Living independently as senior citizens, we have been posed with a hard fact and harsh reality over this last misadventure in American healthcare– It’s not a question of If. It’s a question of When. Something Happens. It could be a knee or hip replacement planned surgery or to remedy an age-related illness or to address an unplanned sports injury, a car accident, or a recurring adverse effect from vaccine injury.
The length of hospital stay can be elusive. It depends on getting the right bed at the right time for the proper treatment. Incorrectly placed patients either end up on an overcrowded floor, understaffed, with the wrong level of care, and/or being treated by clinical staff who do not specialize in their condition, leading to slower recovery times or complications. One RN’s philosophy was that a hospital is not a place for quiet and recovery—a reality check. And there’s a need to decrease hospital-acquired conditions.
Hospitals like to move people out as quickly as possible because their reimbursements are tied to the condition being treated. Rehab hospitals are less expensive, and bills are usually tied to Medicare reimbursement. While their primary goal is attainable levels of physical, cognitive, emotional, psychological, social, and economic usefulness and, after that, an individual’s ability to function optimally, a recent study found that rehab hospitals are dangerous places where mistakes are common.

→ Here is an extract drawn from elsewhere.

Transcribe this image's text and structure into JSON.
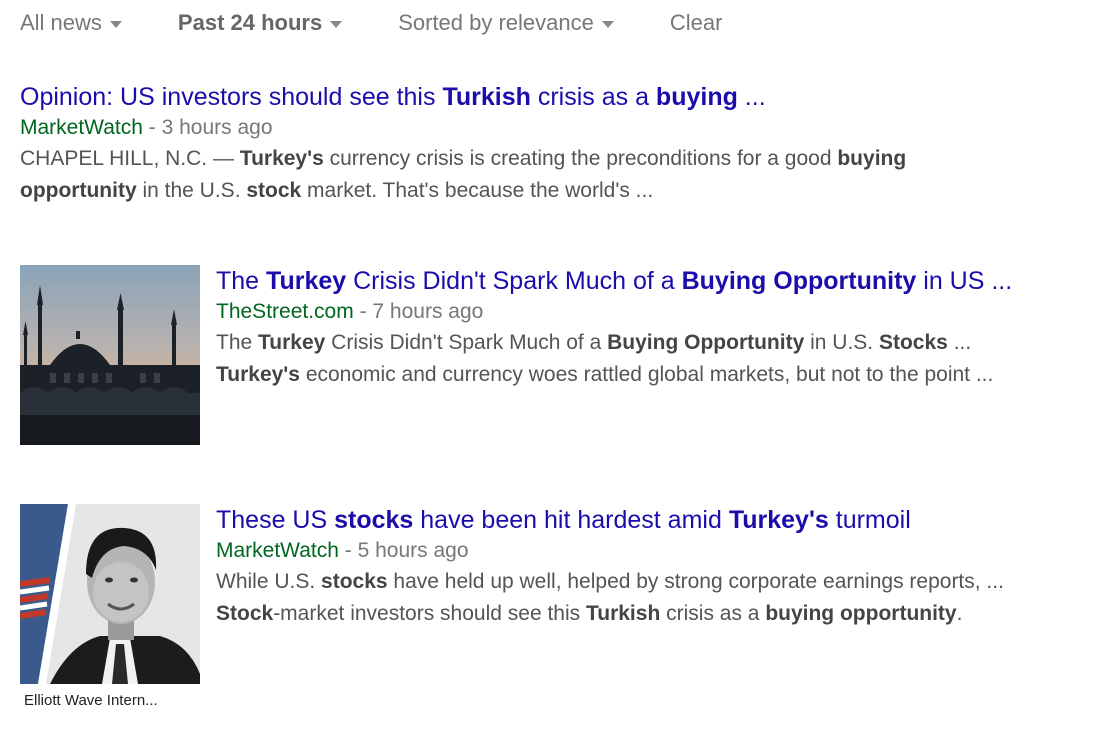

Merriam-Webster defines Iatrogenesis as: “inadvertent and preventable induction of disease or complications by the medical treatment or procedures of a physician or surgeon.” A Department of Health and Human Services Office of the Inspector General report (2016) shows that 29 percent of Medicare beneficiaries experienced adverse events during their rehab, resulting in temporary harm, prolonged stays, or transfers to other hospitals; permanent injury; life-sustaining interventions; or death.
Physicians attributed much of the preventable harm to substandard treatment, inadequate patient monitoring, and failure to provide needed treatment– ergo, Yuri’s third near-death experience.
Ensuring that he receives appropriate services that meet standards for quality and are not exposed to infectious agents represented a major challenge for me. I couldn’t check out the rehab personally because Yuri would have been left alone over the weekend, and the hospital was a ghost town on weekends. Roaming the halls Saturday morning with a security officer looking for an open cafe reminded me of the Breakfast Club movie– empty, echoing corridors with limited healthy snacks in vending machines.
The website photos looked beautiful, so I thought this rehab would be a good choice for Yuri, who is vaccine-injured, immunosuppressed, and a recent survivor of another autoimmune attack and pneumonia. After his miraculous rebound that astounded and confounded the doctors, he was given the okay to get into a different rehab that would help his physical recovery. I thought Yuri would get good care, good treatment, and good therapy.
We’re not in Kansas anymore, although I cannot say that being surrounded by fields and fields and fields of corn now in harvest season doesn’t have me feeling I am in the Midwest and on the lookout for tornadoes (and keeping a watchful eye for ruby slippers). However, we are also not in Chester, New Jersey, where Yuri’s stay at Kessler Institute for Rehabilitation was a positive experience in a clean, safe environment, an essential setting for his positive outcome.
I arrived fifteen minutes after Yuri was transported to Cadia Pike Creek, Wilmington, Delaware. One step into this semi-private room, I knew I was taking him home! The smell of BM defecation permeated the cramped “semi-private” space that looked like an abandoned motel room. Dank and gray walls and floor, it was dirty and decrepit. The worst I could have ever imagined. Yuri lay on a bed set low, inches off the floor, and covered with a dirty-looking duvet cover. Dirty laundry in the corner. The hallway was noisy and chaotic. No way was I going to allow another minute there.
We made our decision known to the admin, who could not understand our unhappiness. What did we expect? We expected what was displayed on the website—fraudulent advertising. Buyer beware. It insults seniors who have no choice but to take this crap. Since the days of decades ago, when my father experienced rehab, I vowed never to let anyone I loved go through such awful, painfully indignant scenarios.
With a grateful look and despite his fragile state, Yuri made a monumental effort to leave the premises. It took every ounce of strength for him to climb into the passenger seat– riding shotgun– and escape in our getaway car. I couldn’t drive out of the parking lot fast enough. It’s going to be DIY in coordination with our doctors. We spent the evening relaxed and happy with our decision. Better food and clean, comfortable surroundings are the best care we can afford. Being together after a three-week hospital-rehab-hospital situation was long enough. Carpe diem.
So, if you or someone you love has to go into a rehab facility, beware: there is roughly a one in three chance there will be harm caused by the care, i.e., medication errors, bedsores, falls, or infections. Preventable. Do not assume the patient will be protected. Anyone entering such a facility needs an advocate warrior with Ninja vigilance.